Those were early days of development communication. Vittachi and Singh were among pioneers exploring way to take development messages to those outside policy and planning circles.
Their strategies included thematic supplements and special issues in newspapers, and a paperback book that explained population facts, figures and policies in simple, non-technical language. Radio and film productions that looked at human aspects of population and development were commissioned.
Through these and other methods, UNFPA increased the coverage and discussion of population related topics and issues in the media. Finally, population was being discussed in less alarmist terms (and not just as a ‘bomb’ that was ticking away).
Vittachi and team believed that engaging many and varied stakeholders – from senior politicians to rural farmers – on population issues started with sharing information and then discussing their implications. Good communications formed the bedrock of good population policies and practices.
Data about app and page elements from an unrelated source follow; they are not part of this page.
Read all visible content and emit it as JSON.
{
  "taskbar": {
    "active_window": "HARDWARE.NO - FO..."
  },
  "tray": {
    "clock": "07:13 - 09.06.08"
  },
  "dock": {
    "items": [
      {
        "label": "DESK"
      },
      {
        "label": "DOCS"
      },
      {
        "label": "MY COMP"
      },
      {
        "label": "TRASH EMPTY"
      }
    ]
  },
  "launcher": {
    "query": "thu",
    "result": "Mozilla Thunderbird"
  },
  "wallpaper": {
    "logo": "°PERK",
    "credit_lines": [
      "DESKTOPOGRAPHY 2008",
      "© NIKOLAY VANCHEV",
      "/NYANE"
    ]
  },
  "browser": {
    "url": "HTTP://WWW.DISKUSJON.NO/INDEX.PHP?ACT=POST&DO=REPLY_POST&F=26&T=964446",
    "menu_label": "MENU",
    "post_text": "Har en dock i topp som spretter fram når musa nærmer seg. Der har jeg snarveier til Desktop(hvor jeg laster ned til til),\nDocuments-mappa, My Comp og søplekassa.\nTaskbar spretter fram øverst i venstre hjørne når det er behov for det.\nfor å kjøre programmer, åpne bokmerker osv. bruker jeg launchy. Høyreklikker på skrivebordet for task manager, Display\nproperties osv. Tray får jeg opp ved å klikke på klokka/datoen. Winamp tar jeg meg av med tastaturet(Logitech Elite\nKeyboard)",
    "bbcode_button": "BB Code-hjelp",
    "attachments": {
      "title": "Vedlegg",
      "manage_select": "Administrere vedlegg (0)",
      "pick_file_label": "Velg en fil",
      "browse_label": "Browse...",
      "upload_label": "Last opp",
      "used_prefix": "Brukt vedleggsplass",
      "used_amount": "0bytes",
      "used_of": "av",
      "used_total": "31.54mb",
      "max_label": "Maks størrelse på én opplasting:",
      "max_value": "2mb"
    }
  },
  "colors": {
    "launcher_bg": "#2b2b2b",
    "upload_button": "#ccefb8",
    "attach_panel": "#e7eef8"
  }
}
As Salas later reflected: “Virtually no outlet that would bring the Fund in touch with decision-makers, or the people who would be affected by the decisions, was barred. In the end, WPY was certainly a strange mixture of information and substantive projects, but there were few sectors in both the developed and developing world which did not know about the population effort.”
UNFPA’s experiences during WPY taught it, ahead of many other UN agencies, the power of public outreach and engagement.
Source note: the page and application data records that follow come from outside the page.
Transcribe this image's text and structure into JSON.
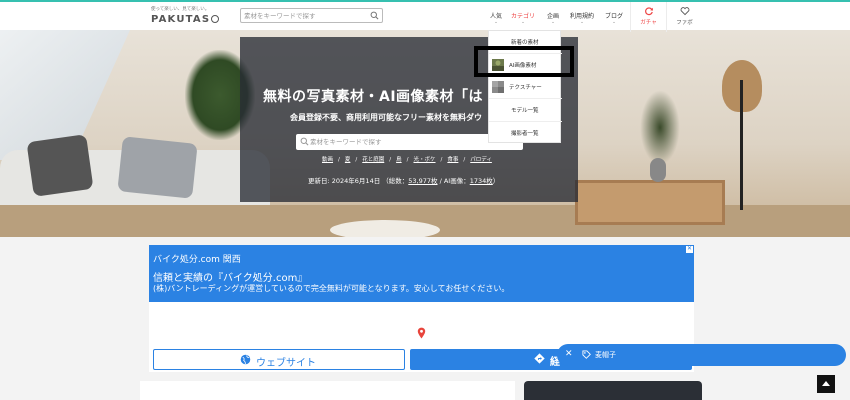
{
  "header": {
    "logo_tagline": "使って楽しい、見て楽しい。",
    "logo_text": "PAKUTAS",
    "search_placeholder": "素材をキーワードで探す",
    "nav": [
      {
        "label": "人気",
        "chevron": "⌄",
        "active": false
      },
      {
        "label": "カテゴリ",
        "chevron": "⌄",
        "active": true
      },
      {
        "label": "企画",
        "chevron": "⌄",
        "active": false
      },
      {
        "label": "利用規約",
        "chevron": "⌄",
        "active": false
      },
      {
        "label": "ブログ",
        "chevron": "⌄",
        "active": false
      }
    ],
    "gacha_label": "ガチャ",
    "fav_label": "ファボ",
    "accent_color": "#e44444"
  },
  "dropdown": {
    "items": [
      {
        "label": "新着の素材",
        "icon": null
      },
      {
        "label": "AI画像素材",
        "icon": "ai-thumbnail-icon"
      },
      {
        "label": "テクスチャー",
        "icon": "texture-thumbnail-icon"
      },
      {
        "label": "モデル一覧",
        "icon": null
      },
      {
        "label": "撮影者一覧",
        "icon": null
      }
    ]
  },
  "hero": {
    "title": "無料の写真素材・AI画像素材「は",
    "subtitle": "会員登録不要、商用利用可能なフリー素材を無料ダウ",
    "search_placeholder": "素材をキーワードで探す",
    "tags": [
      "動画",
      "夏",
      "花と庭園",
      "鳥",
      "光・ボケ",
      "食事",
      "パロディ"
    ],
    "updated_prefix": "更新日: 2024年6月14日 （総数：",
    "total_count": "53,977枚",
    "ai_prefix": " / AI画像：",
    "ai_count": "1734枚",
    "updated_suffix": "）"
  },
  "ad": {
    "line1": "バイク処分.com 関西",
    "line2": "信頼と実績の『バイク処分.com』",
    "line3": "(株)バントレーディングが運営しているので完全無料が可能となります。安心してお任せください。",
    "close": "✕",
    "web_button": "ウェブサイト",
    "route_button": "経",
    "brand_color": "#2b82e3"
  },
  "chip": {
    "close": "✕",
    "label": "麦帽子"
  }
}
Vittachi was the chief visionary of this approach that has since been widely adopted by the international development community. Coming in as an ‘outsider’ he influenced how the population issue was handled – not through prescriptive birth control measures, but by addressing the conditions of life of poor people and empowering women so that they could choose the size of their families.
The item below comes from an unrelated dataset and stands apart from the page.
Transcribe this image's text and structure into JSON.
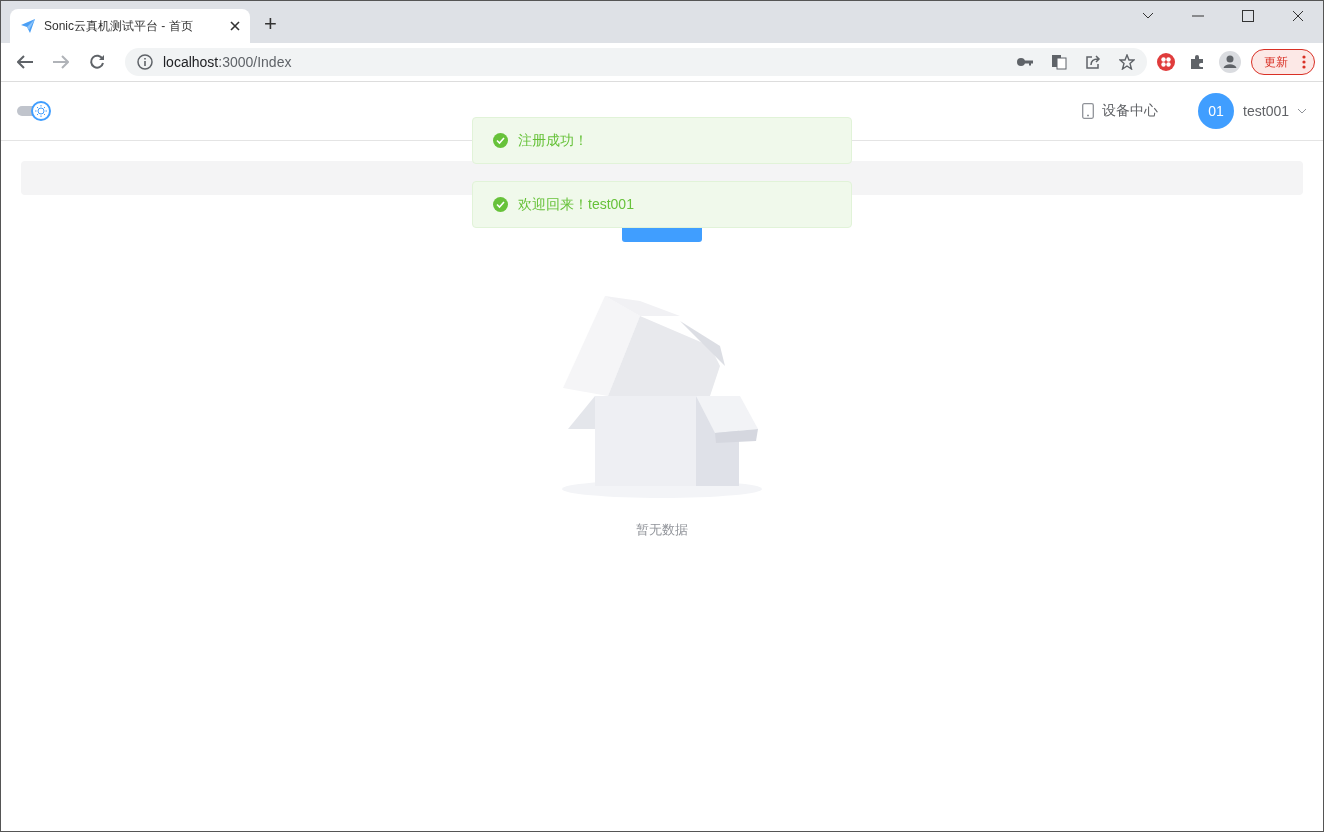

He was also a grandmaster in wittily summing up complex development challenges using simple words and phrases. For example, during WPY and later, he was fond of saying: “Governments do not have babies; people do!”
Those seven words captured a profound truth central to all population policies: the most important ‘practitioners’ in this domain are men and women in reproductive age, making private decisions in their personal lives. Everyone else can only help them make better informed decisions.
Salas and Vittachi realized that the success of any population programme depended on people knowing what is being asked of them, and why, before accepting it. Just as importantly, government planners and officials needed to understand the sentiments and aspirations of their citizens.
Sustained and honest communications enabled these exchanges which, in turn, nurtured public trust.
After WPY ended, Vittachi served UNFPA as Director of its Division of Information and Public Affairs from 1975 to 1980. He then joined UNICEF as Deputy Executive Director for External Relations, holding the rank of assistant secretary general of the UN.
He remained engaged with population issues all his life, arguing that the fundamental issue was not medical or technical, but one of perception and understanding.
”We are talking about bringing about a mass ripening for change, about opening people’s mental boxes in which habitual acceptance of a low level of health and a high rate of death among their children is locked up as socially or fatefully decreed inevitabilities,” he told the Christian Science Monitor in 1984.
”We are talking about transforming deeply inlaid attitudes and practices and helping people to see over the hill. What needs to be done then is to present new knowledge to people as a way to empower themselves to change their perception of ‘normality’ or ‘inevitability.’ ”
Vittachi died in 1993, but is still remembered as a trail-blazer in both development journalism and development communication.
By Stanley Johnson (Cambridge University Press, 1987).